Sunday, January 16, 2011
Haiti a Year On
A year after the earthquake, Haitians are still in desperate straits: almost no rebuilding, a dreadful cholera epidemic that was not prepared for or anticipated in advance, a non-functional central government, a million residents still under tents and tarps, and more than 10,000 NGOs delivering "aid" -- but every one of them protecting their turf and their funding first and foremost.
What's happened in Haiti since the earthquake is a tragedy for the Haitians, and a shame for the world community that pledged so much assistance to rebuild.
What's happened is a descent into Modern Medievalism.
There is no central government in Haiti except in the abstract, much as was the case in Europe during the Dark Ages; one doesn't even know who the president might be, and it hardly matters given the fact that the "government" -- such as it is -- is essentially non-functional having suffered so many losses during the earthquake.
Consequently, a proliferation of NGOs are filling a vacuum of authority and power, but only partially, and only to the extent they are protecting their turf and their funding. They are doing as little as possible for and with the Haitian people, while they primarily look after their own interests and affairs in competition with all the other NGOs.
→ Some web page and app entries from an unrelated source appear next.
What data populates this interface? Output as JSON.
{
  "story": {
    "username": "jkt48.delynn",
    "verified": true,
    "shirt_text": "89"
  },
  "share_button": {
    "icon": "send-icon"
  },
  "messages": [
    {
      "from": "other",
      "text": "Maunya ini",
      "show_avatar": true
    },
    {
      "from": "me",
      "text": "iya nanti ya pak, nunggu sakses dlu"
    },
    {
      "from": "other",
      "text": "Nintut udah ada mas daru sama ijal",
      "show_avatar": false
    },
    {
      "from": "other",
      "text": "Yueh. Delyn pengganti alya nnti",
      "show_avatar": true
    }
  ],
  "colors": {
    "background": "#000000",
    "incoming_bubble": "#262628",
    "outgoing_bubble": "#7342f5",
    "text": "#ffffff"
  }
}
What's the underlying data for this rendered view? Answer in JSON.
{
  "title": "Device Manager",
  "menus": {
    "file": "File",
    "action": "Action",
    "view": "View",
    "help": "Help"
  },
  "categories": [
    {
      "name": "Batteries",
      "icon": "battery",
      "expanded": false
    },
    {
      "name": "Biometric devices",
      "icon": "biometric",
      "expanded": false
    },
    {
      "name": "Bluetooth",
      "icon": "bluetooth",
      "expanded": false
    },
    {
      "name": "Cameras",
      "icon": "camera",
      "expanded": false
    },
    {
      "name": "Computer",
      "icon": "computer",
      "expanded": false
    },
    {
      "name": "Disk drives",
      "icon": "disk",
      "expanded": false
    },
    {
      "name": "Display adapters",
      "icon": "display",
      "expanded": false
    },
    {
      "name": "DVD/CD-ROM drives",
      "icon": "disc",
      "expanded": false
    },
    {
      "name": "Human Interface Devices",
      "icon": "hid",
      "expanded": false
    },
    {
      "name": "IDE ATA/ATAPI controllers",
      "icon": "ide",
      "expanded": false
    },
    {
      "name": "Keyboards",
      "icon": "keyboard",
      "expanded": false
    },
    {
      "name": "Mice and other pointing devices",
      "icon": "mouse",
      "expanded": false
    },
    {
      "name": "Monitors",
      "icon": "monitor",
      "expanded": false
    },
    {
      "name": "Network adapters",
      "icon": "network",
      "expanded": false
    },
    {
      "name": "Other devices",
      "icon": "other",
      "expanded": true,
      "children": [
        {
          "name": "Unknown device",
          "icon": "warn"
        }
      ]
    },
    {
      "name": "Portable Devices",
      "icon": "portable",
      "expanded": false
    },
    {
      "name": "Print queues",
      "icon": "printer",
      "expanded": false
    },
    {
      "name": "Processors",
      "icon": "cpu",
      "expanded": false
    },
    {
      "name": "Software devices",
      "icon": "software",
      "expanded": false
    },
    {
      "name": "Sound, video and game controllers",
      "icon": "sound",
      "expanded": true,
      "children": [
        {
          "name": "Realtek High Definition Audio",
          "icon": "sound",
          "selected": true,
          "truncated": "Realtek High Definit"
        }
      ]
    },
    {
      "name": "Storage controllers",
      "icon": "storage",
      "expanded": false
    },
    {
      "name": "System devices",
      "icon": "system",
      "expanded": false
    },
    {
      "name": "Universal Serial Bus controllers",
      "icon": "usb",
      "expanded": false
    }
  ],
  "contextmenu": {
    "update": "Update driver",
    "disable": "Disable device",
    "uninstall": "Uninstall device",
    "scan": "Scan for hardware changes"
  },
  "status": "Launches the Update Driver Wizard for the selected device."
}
There is no coordination of effort, no common interest, no more than minimal "service" to the Haitian People. It is private interest every step of the way, and that is a huge reason why there is no progress at all. "Oh, but it could be so much worse without us!" cry the NGOs. Maybe, maybe not. But the Haitians are rightly fed up with the state of affairs they are subject to, and given some of the violent incidents in response to the cholera epidemic especially, they are on the verge of general insurrection.
This is pretty much what everyone's future will look like when government is reduced to an abstraction and competing private interests are left to their own devices. Each NGO becomes a kind of independent fief, struggling with all the others, using the People as pawns, providing them little or nothing, but always claiming that their efforts have kept things from getting worse.
Haiti should be a disturbing lesson for all of us, but strangely, the most obvious lessons are lost on most Americans.
lea-p adds links to a Film@11tv documentary "Where did the money go?" to help round out the picture. Four of five episodes are on line now, the fifth and final episode should be posted soon.
Episode One: http://www.youtube.com/watch?v=qpa8f3Q8eds
Episode Two: http://www.youtube.com/watch?v=rf-rC3VZxTo
Episode Three: http://www.youtube.com/watch?v=ldZUqlgoyYQ
Episode Four: http://www.youtube.com/watch?v=XqUDvoGOkTs